Low weight is visible in children in two ways: stunting (low height for age) or wasting (low height for weight). Both these parameters were checked in the NHFS-5 survey. The results can be seen in the chart below.
Again, you can find some of the richer states like Maharashtra and Gujarat right at the top with some of the more backward and poorer states, like Bihar and Assam. Other North-Eastern states continue at the lower end, except Meghalaya which has the highest proportion of stunted children at 47%. The survey experts have cautioned that in the smaller states like those in the North-East (except Assam) the sample sizes are small and hence results need to be taken with some caution.
The other feature of an imbalanced or deficient diet – even of hunger – is existence of chronic anaemia. Again, this deficiency of iron in the blood affects both physical and mental development of the child. The chart below shows the shockingly high rates of anaemia in small children.
Note that yet again, Bihar is sandwiched between some of the more prosperous states like Gujarat and Maharashtra, although West Bengal and Telangana, too, are among the top five states. What is most striking is that the share of children with anaemia is over 60% in nine of the states and over 40% in 16 out of 17 states, with only Kerala marginally below that at 39%. Clearly, this is a national problem which has reached dire levels. Another noteworthy fact is that anaemia levels have increased in all states, except Meghalaya, where a small decline is reported.

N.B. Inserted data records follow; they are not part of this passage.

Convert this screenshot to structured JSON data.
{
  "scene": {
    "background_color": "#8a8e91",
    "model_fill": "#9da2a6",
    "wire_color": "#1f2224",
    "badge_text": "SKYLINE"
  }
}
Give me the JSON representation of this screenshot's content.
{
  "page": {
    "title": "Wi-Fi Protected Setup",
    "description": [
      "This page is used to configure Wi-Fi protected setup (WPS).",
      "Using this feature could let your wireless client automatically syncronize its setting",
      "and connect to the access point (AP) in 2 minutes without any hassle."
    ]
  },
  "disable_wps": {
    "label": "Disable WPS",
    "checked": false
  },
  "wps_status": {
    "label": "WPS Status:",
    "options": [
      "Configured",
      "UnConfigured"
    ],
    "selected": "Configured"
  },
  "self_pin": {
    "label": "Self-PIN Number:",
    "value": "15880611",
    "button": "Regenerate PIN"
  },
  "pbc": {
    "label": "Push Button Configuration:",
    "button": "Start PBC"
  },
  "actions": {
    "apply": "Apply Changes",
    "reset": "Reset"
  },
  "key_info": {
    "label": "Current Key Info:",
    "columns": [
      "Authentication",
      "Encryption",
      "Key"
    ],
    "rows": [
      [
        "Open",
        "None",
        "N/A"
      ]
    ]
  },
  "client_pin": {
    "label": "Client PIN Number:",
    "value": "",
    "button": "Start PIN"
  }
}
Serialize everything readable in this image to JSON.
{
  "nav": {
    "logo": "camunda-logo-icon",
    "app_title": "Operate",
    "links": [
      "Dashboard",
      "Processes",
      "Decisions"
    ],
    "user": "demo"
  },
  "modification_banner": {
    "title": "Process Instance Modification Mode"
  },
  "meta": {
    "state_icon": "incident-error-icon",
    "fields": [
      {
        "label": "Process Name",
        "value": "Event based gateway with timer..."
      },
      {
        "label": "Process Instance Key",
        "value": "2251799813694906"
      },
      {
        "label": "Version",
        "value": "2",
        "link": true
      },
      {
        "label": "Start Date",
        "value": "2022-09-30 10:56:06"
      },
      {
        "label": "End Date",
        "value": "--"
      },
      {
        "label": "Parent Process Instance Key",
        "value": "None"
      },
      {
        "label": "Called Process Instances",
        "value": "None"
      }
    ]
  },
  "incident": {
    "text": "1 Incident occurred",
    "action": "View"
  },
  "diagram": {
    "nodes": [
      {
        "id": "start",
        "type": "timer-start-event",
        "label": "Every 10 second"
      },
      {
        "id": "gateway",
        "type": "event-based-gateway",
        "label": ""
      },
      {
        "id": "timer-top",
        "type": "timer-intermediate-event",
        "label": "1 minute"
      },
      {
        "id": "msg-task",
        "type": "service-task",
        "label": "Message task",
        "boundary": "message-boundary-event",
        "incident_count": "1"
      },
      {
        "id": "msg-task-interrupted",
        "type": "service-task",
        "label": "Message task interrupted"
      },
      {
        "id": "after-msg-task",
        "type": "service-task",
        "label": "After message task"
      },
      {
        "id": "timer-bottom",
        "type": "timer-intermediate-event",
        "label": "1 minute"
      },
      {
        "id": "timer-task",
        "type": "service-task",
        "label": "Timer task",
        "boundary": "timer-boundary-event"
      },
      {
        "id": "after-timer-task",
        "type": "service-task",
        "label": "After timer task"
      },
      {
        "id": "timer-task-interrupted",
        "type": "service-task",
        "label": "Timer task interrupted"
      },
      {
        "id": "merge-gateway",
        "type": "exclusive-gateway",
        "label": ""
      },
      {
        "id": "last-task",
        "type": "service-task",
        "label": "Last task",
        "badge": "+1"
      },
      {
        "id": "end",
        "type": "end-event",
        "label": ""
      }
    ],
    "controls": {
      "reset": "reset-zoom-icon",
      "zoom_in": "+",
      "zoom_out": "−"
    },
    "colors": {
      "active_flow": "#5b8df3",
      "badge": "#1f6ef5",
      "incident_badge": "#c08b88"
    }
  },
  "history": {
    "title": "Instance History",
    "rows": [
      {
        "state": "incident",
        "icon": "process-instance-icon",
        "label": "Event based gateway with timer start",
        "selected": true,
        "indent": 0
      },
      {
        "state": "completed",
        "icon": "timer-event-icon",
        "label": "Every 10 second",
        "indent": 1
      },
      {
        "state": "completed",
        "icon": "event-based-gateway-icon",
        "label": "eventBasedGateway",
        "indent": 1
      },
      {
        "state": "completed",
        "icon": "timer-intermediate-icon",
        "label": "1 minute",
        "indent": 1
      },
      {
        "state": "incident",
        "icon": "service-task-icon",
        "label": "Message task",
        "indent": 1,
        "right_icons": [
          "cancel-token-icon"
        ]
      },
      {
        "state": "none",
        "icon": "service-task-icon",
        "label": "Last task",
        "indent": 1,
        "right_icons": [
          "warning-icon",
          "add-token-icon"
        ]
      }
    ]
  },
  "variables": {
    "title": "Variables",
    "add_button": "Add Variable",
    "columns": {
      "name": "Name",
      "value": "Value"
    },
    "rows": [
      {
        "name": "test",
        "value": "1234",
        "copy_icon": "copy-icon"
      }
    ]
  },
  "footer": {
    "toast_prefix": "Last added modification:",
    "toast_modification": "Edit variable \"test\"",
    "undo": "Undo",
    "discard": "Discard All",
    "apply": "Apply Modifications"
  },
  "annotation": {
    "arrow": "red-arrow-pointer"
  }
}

This clearly shows that all the policies and exhortations by Central and state governments are failing as people are just unable to procure healthy balanced food on a daily basis. Remember, that this is when several government-run programmes are providing food to children, mainly through anganwadis for this age group.
Another equally disturbing aspect of this crisis is that anaemia continues unabated among women of reproductive age. As the chart below shows, Bihar and Gujarat continue to figure in the top five states, but the other three states are West Bengal, Tripura and Assam, all in Eastern India. In all the states, barring a few, proportion of women with anaemia has increased.
Among some of the states with worrying increases are: Assam (20 percentage points increase), Tripura (13), Gujarat (10) and West Bengal (9). Policy makers evidently need to address this deadly crisis on an emergency basis: a weak mother, suffering from exhaustion and susceptible to infections, will have an effect on the whole household, and especially on children because in India’s society, it is she who looks after children and the elderly, and cooks, etc.
The Survey report also highlights that among pregnant women, too, high rates of anaemia were found. This would mean that the children they bear will inherit weaknesses and susceptibilities – they will be doomed from the first day of their life.
The picture is not yet complete: the remaining states/UTs data will hopefully be released at the earliest. It will include some of the biggest states like Uttar Pradesh, Madhya Pradesh and Rajasthan, as also some of the poorer states like Odisha, Jharkhand and Chhattisgarh, besides the relatively prosperous ones like Punjab and Haryana.
Yet, the trend shows a worsening of the nutrition crisis in India, even though the country is often declared to be “the fastest growing economy” or moving quickly to become “a $5 trillion economy”, or that a “New India” is being forged, and so on. These claims are all hollow: India is made up of people, who are hungry and debilitated. Not only that, our policy- makers are condemning future generations, too, to this prison of failing bodies, because today’s children are tomorrow’s adults.
[Data processing inputs by Peeyush Sharma